- The same behavior can be perceived differently depending on your group's norms. For example, what appears friendly to Chispas seems pushy to Pandyas.
- What are some real-world situations that were illustrated during the game?
- Pandya women were instructed to speak for the Pandya men. In what real-world situations does one group speak for another?
- How would the game be different for players if the Pandya men dominated the women?
- What lessons from this activity would you want to keep in mind if you were going to spend time in an unfamiliar culture?
- Ask students to list as many examples of cross-cultural experiences as they can. Remind them that not all cross-cultural experiences take place in other countries or between people who speak different languages or come from different racial backgrounds. Attending worship services, for example, with a friend who holds different religious beliefs is a cross-cultural experience. It's possible that going to a new school or having dinner at the home of a friend from another culture also could be a cross-cultural experience. Brainstorm ideas about what students can do to encourage clear communication in such situations.
If you have a multicultural class or have international exchange students in your school, help your class develop a project to foster better understanding and communication among the students. Ask students to develop a feature article or regular column for the student newspaper that introduces students from other cultures.
Framework and Standards
- Everyone has a culture. It shapes how we see ourselves, others, and the world.
- Behavior is affected in large part by cultural beliefs and values.
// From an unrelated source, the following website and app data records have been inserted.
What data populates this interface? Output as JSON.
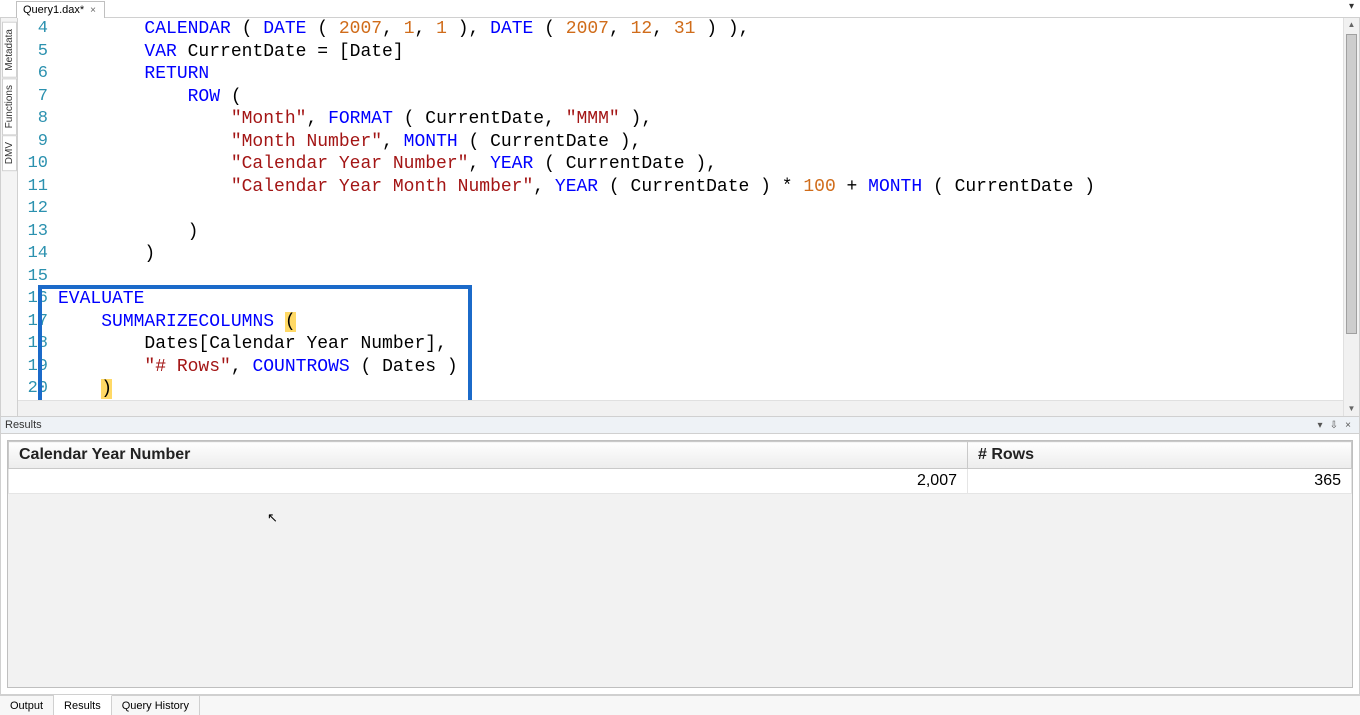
{
  "tab": {
    "label": "Query1.dax*",
    "close_glyph": "×"
  },
  "tabstrip_more_glyph": "▾",
  "side_tabs": {
    "metadata": "Metadata",
    "functions": "Functions",
    "dmv": "DMV"
  },
  "editor": {
    "lines": [
      {
        "n": 4
      },
      {
        "n": 5
      },
      {
        "n": 6
      },
      {
        "n": 7
      },
      {
        "n": 8
      },
      {
        "n": 9
      },
      {
        "n": 10
      },
      {
        "n": 11
      },
      {
        "n": 12
      },
      {
        "n": 13
      },
      {
        "n": 14
      },
      {
        "n": 15
      },
      {
        "n": 16
      },
      {
        "n": 17
      },
      {
        "n": 18
      },
      {
        "n": 19
      },
      {
        "n": 20
      }
    ],
    "t4": {
      "fn1": "CALENDAR",
      "op1": " ( ",
      "fn2": "DATE",
      "op2": " ( ",
      "n1": "2007",
      "c1": ", ",
      "n2": "1",
      "c2": ", ",
      "n3": "1",
      "op3": " ), ",
      "fn3": "DATE",
      "op4": " ( ",
      "n4": "2007",
      "c3": ", ",
      "n5": "12",
      "c4": ", ",
      "n6": "31",
      "op5": " ) ),"
    },
    "t5": {
      "kw": "VAR",
      "rest": " CurrentDate = [Date]"
    },
    "t6": {
      "kw": "RETURN"
    },
    "t7": {
      "fn": "ROW",
      "rest": " ("
    },
    "t8": {
      "s": "\"Month\"",
      "c": ", ",
      "fn": "FORMAT",
      "op": " ( CurrentDate, ",
      "s2": "\"MMM\"",
      "op2": " ),"
    },
    "t9": {
      "s": "\"Month Number\"",
      "c": ", ",
      "fn": "MONTH",
      "op": " ( CurrentDate ),"
    },
    "t10": {
      "s": "\"Calendar Year Number\"",
      "c": ", ",
      "fn": "YEAR",
      "op": " ( CurrentDate ),"
    },
    "t11": {
      "s": "\"Calendar Year Month Number\"",
      "c": ", ",
      "fn": "YEAR",
      "op": " ( CurrentDate ) * ",
      "n": "100",
      "op2": " + ",
      "fn2": "MONTH",
      "op3": " ( CurrentDate )"
    },
    "t12": {
      "a": ""
    },
    "t13": {
      "a": ")"
    },
    "t14": {
      "a": ")"
    },
    "t15": {
      "a": ""
    },
    "t16": {
      "kw": "EVALUATE"
    },
    "t17": {
      "fn": "SUMMARIZECOLUMNS",
      "sp": " ",
      "hl": "("
    },
    "t18": {
      "a": "Dates[Calendar Year Number],"
    },
    "t19": {
      "s": "\"# Rows\"",
      "c": ", ",
      "fn": "COUNTROWS",
      "op": " ( Dates )"
    },
    "t20": {
      "hl": ")"
    }
  },
  "results": {
    "title": "Results",
    "ctrl_down": "▾",
    "ctrl_pin": "⇩",
    "ctrl_close": "×",
    "columns": {
      "c1": "Calendar Year Number",
      "c2": "# Rows"
    },
    "rows": [
      {
        "c1": "2,007",
        "c2": "365"
      }
    ]
  },
  "bottom_tabs": {
    "output": "Output",
    "results": "Results",
    "history": "Query History"
  },
  "scroll_up": "▲",
  "scroll_down": "▼",
  "cursor_glyph": "↖"
}
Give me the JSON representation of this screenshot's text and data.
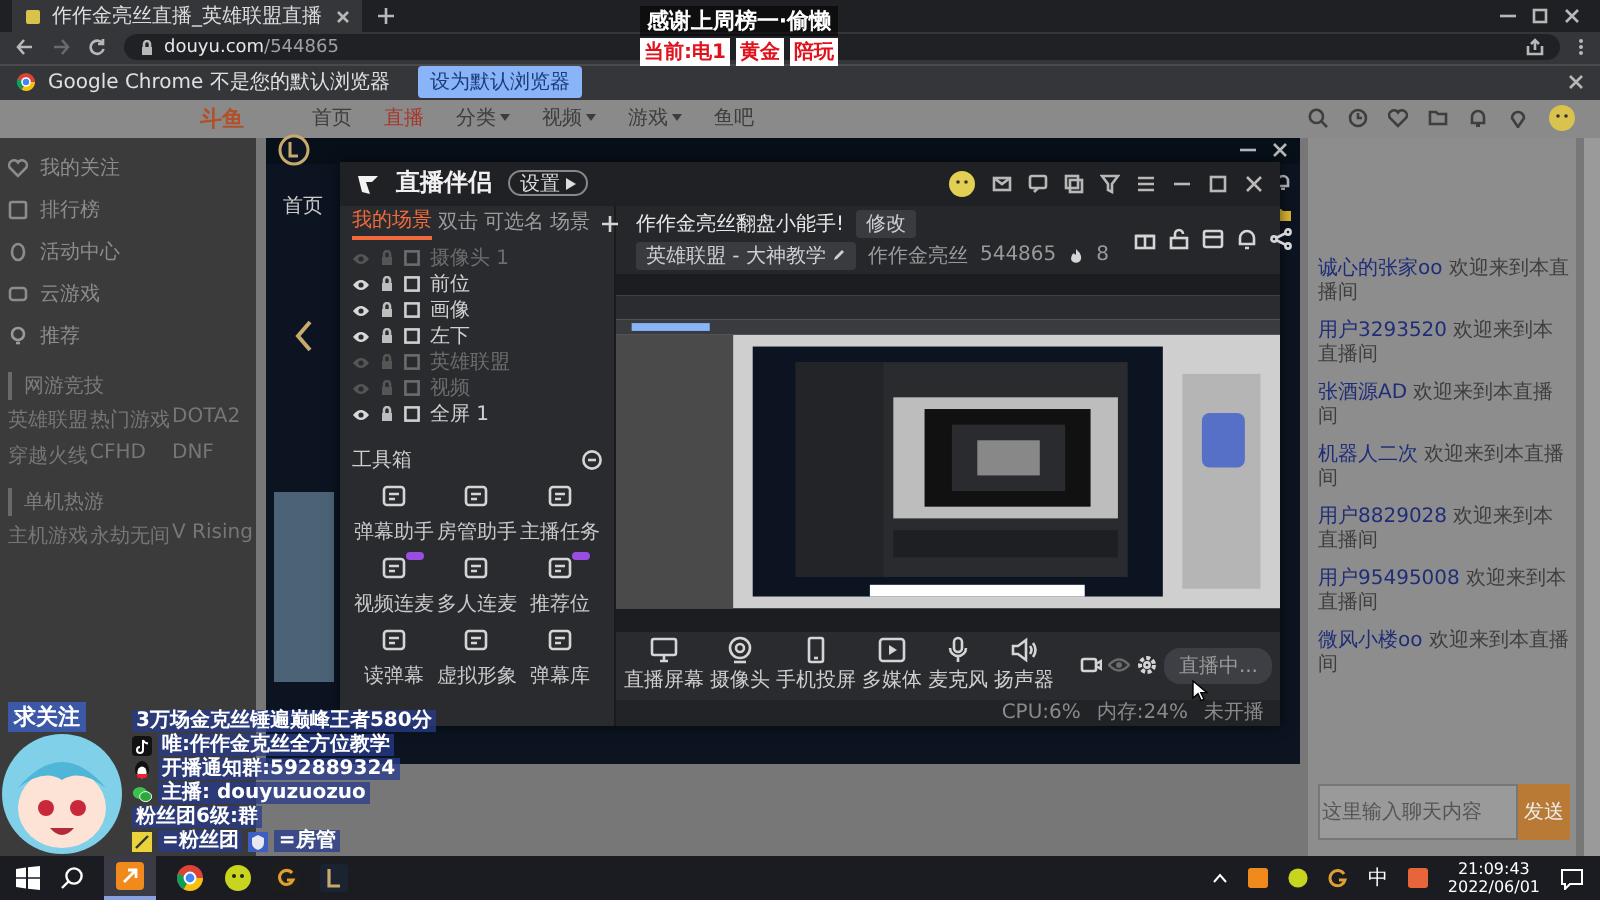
{
  "browser": {
    "tab_title": "作作金亮丝直播_英雄联盟直播",
    "url_host": "douyu.com",
    "url_path": "/544865",
    "notice": "Google Chrome 不是您的默认浏览器",
    "notice_button": "设为默认浏览器"
  },
  "stream_banner": {
    "title": "感谢上周榜一·偷懒",
    "tags": [
      "当前:电1",
      "黄金",
      "陪玩"
    ]
  },
  "site": {
    "logo": "斗鱼",
    "nav": [
      {
        "label": "首页",
        "selected": false,
        "menu": false
      },
      {
        "label": "直播",
        "selected": true,
        "menu": false
      },
      {
        "label": "分类",
        "selected": false,
        "menu": true
      },
      {
        "label": "视频",
        "selected": false,
        "menu": true
      },
      {
        "label": "游戏",
        "selected": false,
        "menu": true
      },
      {
        "label": "鱼吧",
        "selected": false,
        "menu": false
      }
    ]
  },
  "sidebar": {
    "items": [
      "我的关注",
      "排行榜",
      "活动中心",
      "云游戏"
    ],
    "section": "推荐",
    "groups": [
      {
        "title": "网游竞技",
        "games": [
          "英雄联盟",
          "热门游戏",
          "DOTA2",
          "穿越火线",
          "CFHD",
          "DNF"
        ]
      },
      {
        "title": "单机热游",
        "games": [
          "主机游戏",
          "永劫无间",
          "V Rising"
        ]
      }
    ]
  },
  "lol_client": {
    "nav": "首页"
  },
  "companion": {
    "title": "直播伴侣",
    "badge": "设置",
    "scene_tabs": [
      {
        "label": "我的场景",
        "selected": true
      },
      {
        "label": "双击",
        "selected": false
      },
      {
        "label": "可选名",
        "selected": false
      },
      {
        "label": "场景",
        "selected": false
      }
    ],
    "sources": [
      {
        "name": "摄像头 1",
        "visible": false
      },
      {
        "name": "前位",
        "visible": true
      },
      {
        "name": "画像",
        "visible": true
      },
      {
        "name": "左下",
        "visible": true
      },
      {
        "name": "英雄联盟",
        "visible": false
      },
      {
        "name": "视频",
        "visible": false
      },
      {
        "name": "全屏 1",
        "visible": true
      }
    ],
    "toolbox_title": "工具箱",
    "tools": [
      {
        "label": "弹幕助手",
        "tag": false
      },
      {
        "label": "房管助手",
        "tag": false
      },
      {
        "label": "主播任务",
        "tag": false
      },
      {
        "label": "视频连麦",
        "tag": true
      },
      {
        "label": "多人连麦",
        "tag": false
      },
      {
        "label": "推荐位",
        "tag": true
      },
      {
        "label": "读弹幕",
        "tag": false
      },
      {
        "label": "虚拟形象",
        "tag": false
      },
      {
        "label": "弹幕库",
        "tag": false
      }
    ],
    "room_title": "作作金亮丝翻盘小能手!",
    "edit_button": "修改",
    "category": "英雄联盟 - 大神教学",
    "streamer": "作作金亮丝",
    "room_id": "544865",
    "hot": "8",
    "controls": [
      {
        "kind": "screen",
        "label": "直播屏幕"
      },
      {
        "kind": "camera",
        "label": "摄像头"
      },
      {
        "kind": "phone",
        "label": "手机投屏"
      },
      {
        "kind": "media",
        "label": "多媒体"
      },
      {
        "kind": "mic",
        "label": "麦克风"
      },
      {
        "kind": "speaker",
        "label": "扬声器"
      }
    ],
    "live_button": "直播中...",
    "status": [
      "CPU:6%",
      "内存:24%",
      "未开播"
    ]
  },
  "chat": {
    "messages": [
      {
        "user": "诚心的张家oo",
        "text": "欢迎来到本直播间"
      },
      {
        "user": "用户3293520",
        "text": "欢迎来到本直播间"
      },
      {
        "user": "张酒源AD",
        "text": "欢迎来到本直播间"
      },
      {
        "user": "机器人二次",
        "text": "欢迎来到本直播间"
      },
      {
        "user": "用户8829028",
        "text": "欢迎来到本直播间"
      },
      {
        "user": "用户95495008",
        "text": "欢迎来到本直播间"
      },
      {
        "user": "微风小楼oo",
        "text": "欢迎来到本直播间"
      }
    ],
    "input_placeholder": "这里输入聊天内容",
    "send_button": "发送"
  },
  "overlay": {
    "follow": "求关注",
    "lines": [
      {
        "kind": "plain",
        "text": "3万场金克丝锤遍巅峰王者580分"
      },
      {
        "kind": "tiktok",
        "text": "唯:作作金克丝全方位教学"
      },
      {
        "kind": "qq",
        "text": "开播通知群:592889324"
      },
      {
        "kind": "wechat",
        "text": "主播: douyuzuozuo"
      },
      {
        "kind": "plain",
        "text": "粉丝团6级:群"
      }
    ],
    "roles": [
      "=粉丝团",
      "=房管"
    ]
  },
  "taskbar": {
    "ime": "中",
    "time": "21:09:43",
    "date": "2022/06/01"
  }
}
- Culture is like an iceberg. Some aspects are visible; others are beneath the surface. Invisible aspects influence and cause the visible ones.
- How does my culture shape the way I see myself, others, and the world?
- How do my cultural values and beliefs influence the way I personally behave?
- Why is it important to be aware of the invisible aspects of culture?